From ‘Developing National Standards to protect vulnerable children’, Minister Macklin media release 14 October 2009
This Consultation Paper has been developed to inform the consultation stage of the process for developing Australian National Standards for Out of Home Care (the National Standards). The National Standards are intended to apply to formal care arrangements. Formal Out of Home Care service options include, but are not limited to, residential care, foster care and kinship care (where the carer is supported by an agency).
Advisory firm KPMG has been engaged to work on developing the National Standards; contact details of the project team are provided below.
What is Out of Home Care?
The Australian Institute of Health and Welfare defines Out of Home Care as ‘alternative accommodation for children under 18 years of age who are unable to live with their parents, where the State or Territory makes a financial payment or where a financial payment has been offered but declined’. The Australian Institute of Health and Welfare data does not include children who are living in Out of Home Care outside the child protection system, such as placements made in disability services, medical or psychiatric services, juvenile justice facilities, overnight childcare services or supported accommodation assistance services.

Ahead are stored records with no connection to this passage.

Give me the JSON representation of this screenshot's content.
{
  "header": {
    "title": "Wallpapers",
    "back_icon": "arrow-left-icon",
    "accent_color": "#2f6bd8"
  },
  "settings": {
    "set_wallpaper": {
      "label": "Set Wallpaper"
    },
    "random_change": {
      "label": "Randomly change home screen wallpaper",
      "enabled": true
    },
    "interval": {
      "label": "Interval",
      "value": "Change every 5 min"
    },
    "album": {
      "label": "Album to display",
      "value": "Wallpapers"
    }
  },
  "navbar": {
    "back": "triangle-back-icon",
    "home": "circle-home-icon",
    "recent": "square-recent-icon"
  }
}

The development of these National Standards is a key part of the National Framework for Protecting Australia’s Children 2009–2020, which was endorsed by the Council of Australian Governments on 30 April 2009. This Consultation Paper seeks your views on:
- the drivers for optimal health and well-being outcomes for children and young people
- where and how the Out of Home Care system can impact on outcomes for children and young people in Out of Home Care and how to influence these drivers
- what possible standards should be included in the National Standards for Out of Home Care and how they should be measured and reported.